I’m going to let you in on a little secret…Savannah Carlisle is a pen name.
My real name is Kristi Dosh. Savannah Carlisle is…a pseudonym…a nom de plume.
What is a pen name?
It’s simply a made-up name authors adopt for any number of reasons. Often, established authors choose a pen name in order to write in a new genre or publish additional books without violating their publishing contract or otherwise circumvent the unwritten rules of publishing. Many bestselling authors have pen names.
Stephen King’s pen name: Richard Bachman.
JK Rowling’s pen name: Robert Galbraith.
Nora Roberts’s pen names: JD Robb, Jill March and Sarah Hardesty.
Emily Bronte’s pen name: Ellis Bell.
So, why did I choose a pen name?
The biggest reason is because I’ve been writing as a sports journalist, and published a nonfiction book (and am under contract for another), under my legal name. That presented a few issues:
- I’ve already been using KristiDosh.com for more than a decade for my sports work and have SEO built up there all around my sports broadcaster brand.
- I didn’t want romance readers looking for more books by me and finding my sports books instead.
- Sports fans sometimes get angry. One way in which that manifests is bad book reviews…even when they haven’t read your books. I didn’t want to risk one of my opinions in sports negatively impacting the success of my romance novels.
I also thought it would simply be fun to start an entirely new brand. As the owner of a PR agency, I love the marketing side of being an author. A new logo, brand colors, fonts and more…I had a blast creating my new branding with my designer Kayse Blair!
And now, I get to build an entirely new website from scratch. From the design to the content, I love the idea of starting an entirely new brand built all around my romance writing and my love of all things beachy.
What to consider when choosing your pen name
Here are some things I took into consideration after researching advice on pen names and consulting my literary agent:
- First, check to make sure you can get the URL and social media usernames for the name you’re considering. That ruled out dozens of names I tried. One of the best ways to do this is through namecheckr, which searches for the URL and all major social channels.
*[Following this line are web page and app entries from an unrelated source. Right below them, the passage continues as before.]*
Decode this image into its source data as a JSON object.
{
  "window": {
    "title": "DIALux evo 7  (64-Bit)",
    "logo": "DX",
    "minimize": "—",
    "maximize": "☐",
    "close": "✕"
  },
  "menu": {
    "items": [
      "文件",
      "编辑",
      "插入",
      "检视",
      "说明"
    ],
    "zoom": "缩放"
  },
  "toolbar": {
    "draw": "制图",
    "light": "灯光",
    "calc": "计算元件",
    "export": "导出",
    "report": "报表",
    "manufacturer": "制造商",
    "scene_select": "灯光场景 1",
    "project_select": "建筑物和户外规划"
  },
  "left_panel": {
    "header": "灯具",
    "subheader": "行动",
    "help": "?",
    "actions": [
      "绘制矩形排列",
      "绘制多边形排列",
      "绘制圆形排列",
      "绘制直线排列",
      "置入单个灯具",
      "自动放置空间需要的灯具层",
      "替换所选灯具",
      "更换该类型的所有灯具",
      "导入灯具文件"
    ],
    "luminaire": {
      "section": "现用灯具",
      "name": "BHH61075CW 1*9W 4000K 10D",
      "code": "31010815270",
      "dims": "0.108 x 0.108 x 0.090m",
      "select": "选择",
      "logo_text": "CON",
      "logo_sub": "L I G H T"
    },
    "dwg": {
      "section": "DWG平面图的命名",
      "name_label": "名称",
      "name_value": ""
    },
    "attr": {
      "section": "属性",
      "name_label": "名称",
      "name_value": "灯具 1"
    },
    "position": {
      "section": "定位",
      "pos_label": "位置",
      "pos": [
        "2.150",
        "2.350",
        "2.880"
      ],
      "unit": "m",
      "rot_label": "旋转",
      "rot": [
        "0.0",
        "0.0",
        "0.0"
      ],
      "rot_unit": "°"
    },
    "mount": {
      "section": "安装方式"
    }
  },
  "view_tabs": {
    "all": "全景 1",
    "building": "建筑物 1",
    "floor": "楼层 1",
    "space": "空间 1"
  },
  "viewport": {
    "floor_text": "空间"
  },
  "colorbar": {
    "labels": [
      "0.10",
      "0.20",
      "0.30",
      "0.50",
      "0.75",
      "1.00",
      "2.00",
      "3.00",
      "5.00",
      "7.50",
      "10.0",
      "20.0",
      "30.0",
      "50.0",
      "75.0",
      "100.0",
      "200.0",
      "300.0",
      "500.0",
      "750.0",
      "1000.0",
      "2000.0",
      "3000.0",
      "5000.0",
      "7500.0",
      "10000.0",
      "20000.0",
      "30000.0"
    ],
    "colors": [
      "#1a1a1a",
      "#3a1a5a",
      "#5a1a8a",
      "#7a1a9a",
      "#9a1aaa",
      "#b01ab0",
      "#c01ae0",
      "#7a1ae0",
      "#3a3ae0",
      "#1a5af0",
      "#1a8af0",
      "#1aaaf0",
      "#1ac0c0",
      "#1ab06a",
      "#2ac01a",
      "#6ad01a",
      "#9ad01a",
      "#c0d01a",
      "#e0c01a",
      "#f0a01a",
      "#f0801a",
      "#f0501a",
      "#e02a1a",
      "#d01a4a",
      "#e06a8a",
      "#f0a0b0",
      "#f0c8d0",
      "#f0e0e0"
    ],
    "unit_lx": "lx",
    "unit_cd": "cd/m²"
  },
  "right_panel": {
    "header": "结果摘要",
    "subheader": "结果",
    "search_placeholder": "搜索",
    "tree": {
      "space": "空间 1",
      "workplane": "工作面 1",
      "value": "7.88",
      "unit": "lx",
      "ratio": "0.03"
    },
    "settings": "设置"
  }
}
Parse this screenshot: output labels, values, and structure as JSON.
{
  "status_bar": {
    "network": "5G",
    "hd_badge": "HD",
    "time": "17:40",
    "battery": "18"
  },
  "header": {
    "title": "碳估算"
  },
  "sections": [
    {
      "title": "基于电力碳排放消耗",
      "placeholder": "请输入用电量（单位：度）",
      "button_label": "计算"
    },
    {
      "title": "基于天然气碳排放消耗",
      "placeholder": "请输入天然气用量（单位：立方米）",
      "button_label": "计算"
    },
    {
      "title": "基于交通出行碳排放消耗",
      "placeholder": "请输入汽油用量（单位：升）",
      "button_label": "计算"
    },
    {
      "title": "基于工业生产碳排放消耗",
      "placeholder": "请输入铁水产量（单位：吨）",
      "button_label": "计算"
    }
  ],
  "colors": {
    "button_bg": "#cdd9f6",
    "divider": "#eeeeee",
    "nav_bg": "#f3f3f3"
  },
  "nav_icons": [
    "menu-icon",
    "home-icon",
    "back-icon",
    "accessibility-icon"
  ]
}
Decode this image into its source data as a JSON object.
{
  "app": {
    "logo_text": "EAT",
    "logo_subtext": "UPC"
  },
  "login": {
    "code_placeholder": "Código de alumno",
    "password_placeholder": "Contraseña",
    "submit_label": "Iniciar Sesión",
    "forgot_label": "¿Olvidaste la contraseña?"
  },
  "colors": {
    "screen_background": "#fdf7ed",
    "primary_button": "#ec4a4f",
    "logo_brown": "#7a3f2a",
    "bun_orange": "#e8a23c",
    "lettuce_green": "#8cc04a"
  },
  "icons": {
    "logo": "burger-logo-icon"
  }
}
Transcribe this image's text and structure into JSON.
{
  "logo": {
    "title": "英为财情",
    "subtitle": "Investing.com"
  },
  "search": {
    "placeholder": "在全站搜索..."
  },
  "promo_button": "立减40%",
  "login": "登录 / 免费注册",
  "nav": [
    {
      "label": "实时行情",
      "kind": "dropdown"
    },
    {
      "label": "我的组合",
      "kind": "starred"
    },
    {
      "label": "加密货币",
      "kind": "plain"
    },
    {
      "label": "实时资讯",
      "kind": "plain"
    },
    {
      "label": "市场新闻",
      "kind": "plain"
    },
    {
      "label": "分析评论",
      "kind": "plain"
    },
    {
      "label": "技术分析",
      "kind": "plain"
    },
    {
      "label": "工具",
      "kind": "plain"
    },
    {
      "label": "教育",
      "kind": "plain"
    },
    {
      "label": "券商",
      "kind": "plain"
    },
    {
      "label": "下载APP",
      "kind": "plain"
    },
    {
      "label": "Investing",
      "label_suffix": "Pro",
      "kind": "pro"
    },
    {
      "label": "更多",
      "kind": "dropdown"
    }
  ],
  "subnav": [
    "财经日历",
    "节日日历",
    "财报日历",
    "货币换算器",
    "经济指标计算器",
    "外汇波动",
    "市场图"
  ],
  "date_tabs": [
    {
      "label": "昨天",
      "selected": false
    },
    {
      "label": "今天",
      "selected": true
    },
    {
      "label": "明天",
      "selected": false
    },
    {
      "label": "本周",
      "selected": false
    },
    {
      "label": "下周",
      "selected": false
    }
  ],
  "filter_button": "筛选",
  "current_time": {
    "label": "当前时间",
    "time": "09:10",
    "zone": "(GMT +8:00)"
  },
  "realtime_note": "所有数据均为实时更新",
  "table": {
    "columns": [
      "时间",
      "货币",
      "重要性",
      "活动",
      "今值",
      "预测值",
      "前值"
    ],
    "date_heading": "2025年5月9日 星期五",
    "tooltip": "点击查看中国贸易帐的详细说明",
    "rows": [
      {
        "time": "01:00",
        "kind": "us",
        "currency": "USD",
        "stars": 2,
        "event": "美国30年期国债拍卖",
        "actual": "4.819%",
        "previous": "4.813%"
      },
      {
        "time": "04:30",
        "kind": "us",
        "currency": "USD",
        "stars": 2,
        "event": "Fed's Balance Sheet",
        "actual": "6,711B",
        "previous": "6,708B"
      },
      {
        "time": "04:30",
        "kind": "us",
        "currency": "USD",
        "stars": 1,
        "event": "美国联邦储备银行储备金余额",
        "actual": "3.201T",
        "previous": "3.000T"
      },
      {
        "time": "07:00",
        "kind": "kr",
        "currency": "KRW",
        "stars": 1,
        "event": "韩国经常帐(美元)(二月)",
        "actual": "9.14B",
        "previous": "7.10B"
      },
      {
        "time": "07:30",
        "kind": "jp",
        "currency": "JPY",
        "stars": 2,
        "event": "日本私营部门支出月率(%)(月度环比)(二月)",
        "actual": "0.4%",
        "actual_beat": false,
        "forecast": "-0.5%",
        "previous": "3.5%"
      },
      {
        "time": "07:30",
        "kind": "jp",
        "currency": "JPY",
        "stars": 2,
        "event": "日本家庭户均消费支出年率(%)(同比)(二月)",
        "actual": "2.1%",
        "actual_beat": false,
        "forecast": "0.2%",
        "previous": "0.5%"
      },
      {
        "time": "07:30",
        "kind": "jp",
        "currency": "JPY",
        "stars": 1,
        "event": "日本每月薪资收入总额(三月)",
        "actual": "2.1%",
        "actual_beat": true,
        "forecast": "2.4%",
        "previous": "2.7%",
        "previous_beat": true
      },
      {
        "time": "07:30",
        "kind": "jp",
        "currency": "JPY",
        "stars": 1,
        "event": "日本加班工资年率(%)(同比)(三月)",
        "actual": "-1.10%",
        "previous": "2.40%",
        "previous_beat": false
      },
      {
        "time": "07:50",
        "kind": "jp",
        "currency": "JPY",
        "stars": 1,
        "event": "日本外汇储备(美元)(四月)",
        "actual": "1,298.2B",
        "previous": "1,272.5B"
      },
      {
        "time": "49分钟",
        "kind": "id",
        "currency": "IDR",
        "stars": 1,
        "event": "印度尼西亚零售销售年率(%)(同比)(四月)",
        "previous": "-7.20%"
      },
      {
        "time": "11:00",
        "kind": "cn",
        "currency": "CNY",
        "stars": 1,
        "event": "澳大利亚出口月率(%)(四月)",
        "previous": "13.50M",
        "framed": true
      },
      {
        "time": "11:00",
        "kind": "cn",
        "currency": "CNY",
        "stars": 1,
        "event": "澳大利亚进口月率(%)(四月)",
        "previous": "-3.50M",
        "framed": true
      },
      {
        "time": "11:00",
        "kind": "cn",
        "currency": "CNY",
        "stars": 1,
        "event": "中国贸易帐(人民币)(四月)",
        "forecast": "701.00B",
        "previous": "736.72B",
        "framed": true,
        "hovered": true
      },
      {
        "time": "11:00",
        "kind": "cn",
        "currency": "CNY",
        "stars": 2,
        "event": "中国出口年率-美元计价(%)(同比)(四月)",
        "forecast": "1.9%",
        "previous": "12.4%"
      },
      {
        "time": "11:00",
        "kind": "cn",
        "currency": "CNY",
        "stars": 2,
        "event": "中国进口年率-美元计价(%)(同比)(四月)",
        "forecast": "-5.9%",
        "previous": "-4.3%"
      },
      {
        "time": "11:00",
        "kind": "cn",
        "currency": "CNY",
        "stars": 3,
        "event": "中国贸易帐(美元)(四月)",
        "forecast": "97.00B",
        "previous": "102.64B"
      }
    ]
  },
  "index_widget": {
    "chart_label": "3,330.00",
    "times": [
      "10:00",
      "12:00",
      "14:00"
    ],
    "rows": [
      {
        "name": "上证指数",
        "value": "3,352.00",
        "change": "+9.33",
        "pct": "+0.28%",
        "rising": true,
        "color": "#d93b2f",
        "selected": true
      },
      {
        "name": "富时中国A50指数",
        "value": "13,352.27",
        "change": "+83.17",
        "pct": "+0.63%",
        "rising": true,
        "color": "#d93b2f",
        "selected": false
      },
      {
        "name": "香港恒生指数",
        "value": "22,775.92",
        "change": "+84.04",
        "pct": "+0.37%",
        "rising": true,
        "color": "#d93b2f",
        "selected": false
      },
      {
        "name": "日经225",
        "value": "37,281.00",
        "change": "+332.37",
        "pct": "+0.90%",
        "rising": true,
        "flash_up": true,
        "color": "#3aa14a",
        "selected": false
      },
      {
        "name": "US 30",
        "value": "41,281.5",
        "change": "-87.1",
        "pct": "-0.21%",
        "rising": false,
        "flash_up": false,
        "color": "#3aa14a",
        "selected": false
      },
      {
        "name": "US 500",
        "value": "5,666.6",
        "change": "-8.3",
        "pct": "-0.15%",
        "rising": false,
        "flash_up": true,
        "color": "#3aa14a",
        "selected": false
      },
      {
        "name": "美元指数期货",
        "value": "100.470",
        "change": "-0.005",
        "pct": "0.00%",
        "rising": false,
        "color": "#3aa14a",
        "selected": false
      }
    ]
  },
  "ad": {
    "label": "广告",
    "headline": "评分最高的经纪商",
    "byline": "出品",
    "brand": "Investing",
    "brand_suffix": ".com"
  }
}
I had to shorten to @savvycarlisle on all social platforms because of the character length on Twitter. Although I could have gotten @savannahcarlisle on Instagram and Facebook, I decided I wanted all my social channels to match.
- Do a Google search for the name. Is it going to be difficult to rank for? Does anything negative come up? There was a different last name I was considering, but when I searched the first page of results was flooded with reports of a murder in an apartment complex with the same name in Savannah, Georgia. Not really what I want people to find when they search my pen name.
- Consider if the name will be difficult for people to spell if they hear it without seeing it written. For example, maybe they hear you do a podcast interview and want to Google to find your books or social media. Although there is another way to spell Carlisle (Carlyle), I ultimately decided this last name met all my other criteria and was a viable option.
- My literary agent advised that I choose a last name in the first half of the alphabet. Although many books are bought online these days, you still want your books easy to find when a reader is browsing through your genre and books are displayed in alphabetical order.
- Be aware of how certain names are associated with specific genres. For example, using initials like J.D. Robb are often associated with male-dominated genres. One of the last names I considered was Somersby, which several people I spoke with associated with historical romances, not the contemporary romances I’m writing.
I’ll leave you with a few resources I can recommend that I consulted: this post from Joanna Penn, this podcast from The Creative Penn, this episode from the #AmWriting podcast and this episode from the Create If Writing podcast.